I have two of these sets in my collection, one opened and one unopened in the original package.
This Apple Distinguished Educator book publication was released in 2004 and is titled, Stories Worth Telling: A Guide to Creating Student-Led Documentaries. The book authors are Mary Palmer (English Teacher) and Perry Lee (Social Studies Teacher), from Central High School in Bismarck, North Dakota.
A Documentary Resource CD is also available as a companion to this book.
Written by teachers, the book is a how-to manual to teach the process of planning, writing, filming, and editing student-led documentaries using iMovie and other Apple software of the time.
Chapters include: Chapter 1: Sharing Our Start Chapter 2: Getting Started and Setting Expectations Chapter 3: Managing the Project Chapter 4: Managing the Production Process Chapter 5: Interviewing Skills Chapter 6: The Writing Process Chapter 7: The Editing Process: Celebrating and Reaping the Benefits
Several Appendices include sample assessments, transcripts, and other templates.
This Documentary Resource CD was a companion to an Apple Distinguished Educator book from 2004, Stories Worth Telling: A Guide to Creating Student-Led Documentaries. The student featured on the front of the CD packaging is the same female student featured on the cover of the book.
The book authors are Mary Palmer (English Teacher) and Perry Lee (Social Studies Teacher), from Central High School in Bismarck, North Dakota.
This wooden block features a black Apple logo on one side and contains a colored pencil set with a built-in pencil sharpener. The wood block is 4×3.5 inches and is nearly 1 inch thick (15/16-inch). It contains 12 colored pencils that fit perfectly into 12 holes drilled into the wood block.

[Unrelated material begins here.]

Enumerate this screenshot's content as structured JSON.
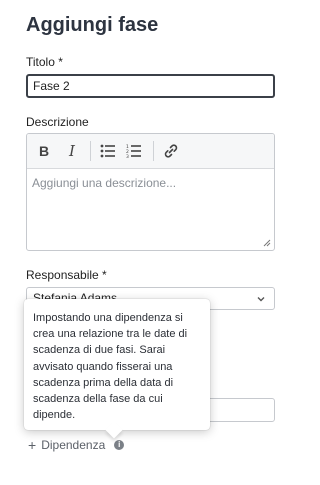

This is one of several unique Apple-logo products that was available at The Company Store located in the Infinite Loop Campus (1 Infinite Loop). Around the time that Apple moved to the “spaceship” campus, a new Visitor Center was built near the new campus and The Company Store was closed and replaced by more standard Apple Store.
The Visitor Center sells a few Apple logo items, but the selection is small.
Claris describes itself as “a subsidiary of Apple Inc.” The company began in 1987 as a software company Apple “spun off” to make software for the Apple II and eventually the Macintosh. In 1988 Claris purchased a popular database program FileMaker Inc. In 1998 Claris changed its name to FileMaker and returned its popular ClarisWorks product to Apple (changing the product’s name to AppleWorks). In 2019, FileMaker Inc. went back to the Claris name by rebranding as Claris International.
ClarisWorks for Kids was released in 1997. It had similar features as ClarisWorks, but with a simplified interface aimed at early elementary school students.
This pencil features the ClarisWorks for Kids logo, characters, and a bright yellow eraser. I have seven of these pencils in my collection.
Claris describes itself as “a subsidiary of Apple Inc.” The company began in 1987 as a company that Apple “spun off” to make software for the Apple II and eventually the Macintosh. In 1988 Claris purchased a popular database program FileMaker Inc. In 1998 Claris changed its name to FileMaker Inc. and returned its popular ClarisWorks product to Apple (changing the product’s name to AppleWorks). In 2019, FileMaker Inc. went back to the Claris name by rebranding as Claris International.
This Claris pen is a dark gray metal spring with a white clip on which a blue Claris logo is printed. This style Claris logo was used throughout the 1990s.
This black leather three-pocket business card holder is marked “GENUINE CALFSKIN” and features an embossed Apple logo on one side. It has a large center pocket and a single-card pocket on each side. The manufacturer is LEEMAN (ASI-79530).
I have three of these business card holders, each in the original packaging.